(The data Opens)

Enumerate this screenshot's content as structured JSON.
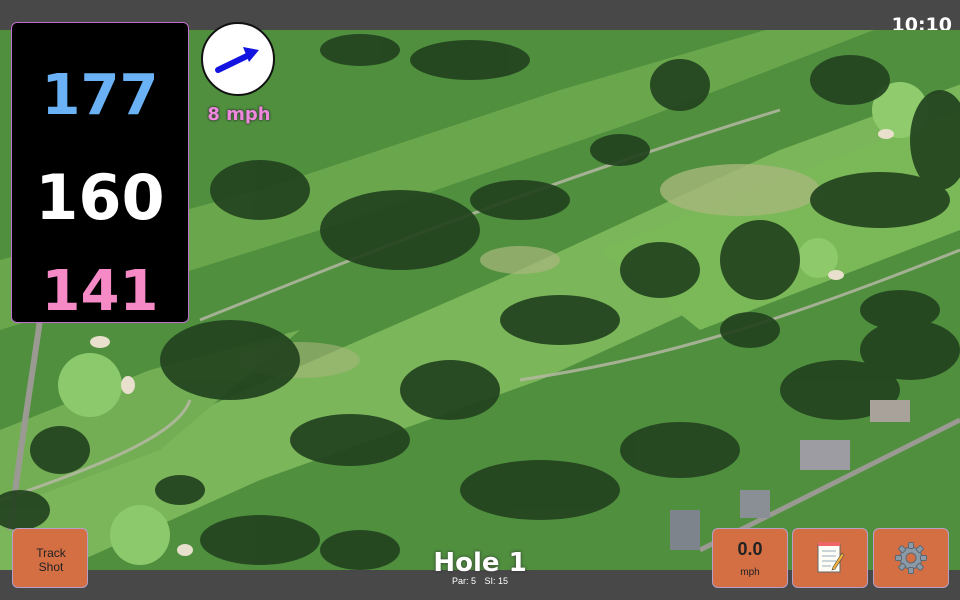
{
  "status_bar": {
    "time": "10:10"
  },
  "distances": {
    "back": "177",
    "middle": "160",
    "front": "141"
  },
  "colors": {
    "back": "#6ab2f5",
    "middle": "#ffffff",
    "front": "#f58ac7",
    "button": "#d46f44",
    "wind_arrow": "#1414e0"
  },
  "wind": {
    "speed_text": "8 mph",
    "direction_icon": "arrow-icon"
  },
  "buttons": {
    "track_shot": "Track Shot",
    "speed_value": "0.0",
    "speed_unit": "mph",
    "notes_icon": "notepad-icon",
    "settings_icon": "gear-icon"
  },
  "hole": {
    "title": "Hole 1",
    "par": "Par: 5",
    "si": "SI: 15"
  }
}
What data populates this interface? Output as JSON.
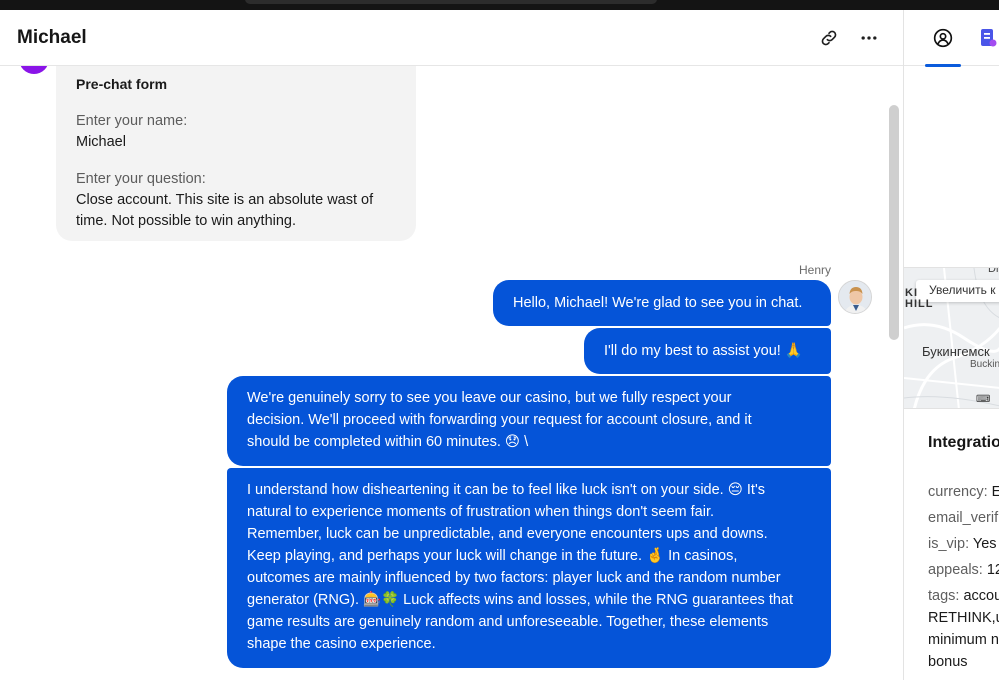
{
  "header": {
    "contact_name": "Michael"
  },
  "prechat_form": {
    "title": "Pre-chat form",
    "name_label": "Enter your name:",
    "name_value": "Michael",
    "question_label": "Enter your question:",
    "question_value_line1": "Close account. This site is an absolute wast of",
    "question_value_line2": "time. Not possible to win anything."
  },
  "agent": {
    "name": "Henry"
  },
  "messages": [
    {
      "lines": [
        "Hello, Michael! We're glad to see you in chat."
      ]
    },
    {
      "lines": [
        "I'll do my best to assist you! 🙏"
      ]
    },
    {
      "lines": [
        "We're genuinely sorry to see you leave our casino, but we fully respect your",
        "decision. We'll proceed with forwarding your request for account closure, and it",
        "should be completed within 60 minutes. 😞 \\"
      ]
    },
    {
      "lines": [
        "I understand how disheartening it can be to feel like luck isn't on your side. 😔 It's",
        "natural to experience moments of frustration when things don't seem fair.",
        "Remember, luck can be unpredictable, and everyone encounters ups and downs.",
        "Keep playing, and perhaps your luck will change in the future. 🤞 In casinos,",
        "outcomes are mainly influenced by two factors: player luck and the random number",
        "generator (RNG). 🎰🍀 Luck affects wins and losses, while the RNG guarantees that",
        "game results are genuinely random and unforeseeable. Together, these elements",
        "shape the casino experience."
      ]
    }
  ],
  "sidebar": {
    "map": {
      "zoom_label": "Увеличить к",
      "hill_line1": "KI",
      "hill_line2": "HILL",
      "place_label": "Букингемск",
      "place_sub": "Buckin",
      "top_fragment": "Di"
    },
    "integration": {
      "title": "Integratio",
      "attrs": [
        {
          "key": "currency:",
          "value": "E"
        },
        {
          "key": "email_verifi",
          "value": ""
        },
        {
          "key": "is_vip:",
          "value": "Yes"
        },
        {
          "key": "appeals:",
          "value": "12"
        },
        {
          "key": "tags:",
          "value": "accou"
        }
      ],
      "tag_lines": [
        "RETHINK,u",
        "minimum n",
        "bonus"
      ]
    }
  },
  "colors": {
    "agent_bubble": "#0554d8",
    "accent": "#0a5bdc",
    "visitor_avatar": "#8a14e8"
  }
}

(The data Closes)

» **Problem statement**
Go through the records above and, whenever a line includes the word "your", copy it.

» **Result**
    "name_label": "Enter your name:",
    "question_label": "Enter your question:",
        "We're genuinely sorry to see you leave our casino, but we fully respect your",
        "decision. We'll proceed with forwarding your request for account closure, and it",
        "I understand how disheartening it can be to feel like luck isn't on your side. 😔 It's",
        "Keep playing, and perhaps your luck will change in the future. 🤞 In casinos,",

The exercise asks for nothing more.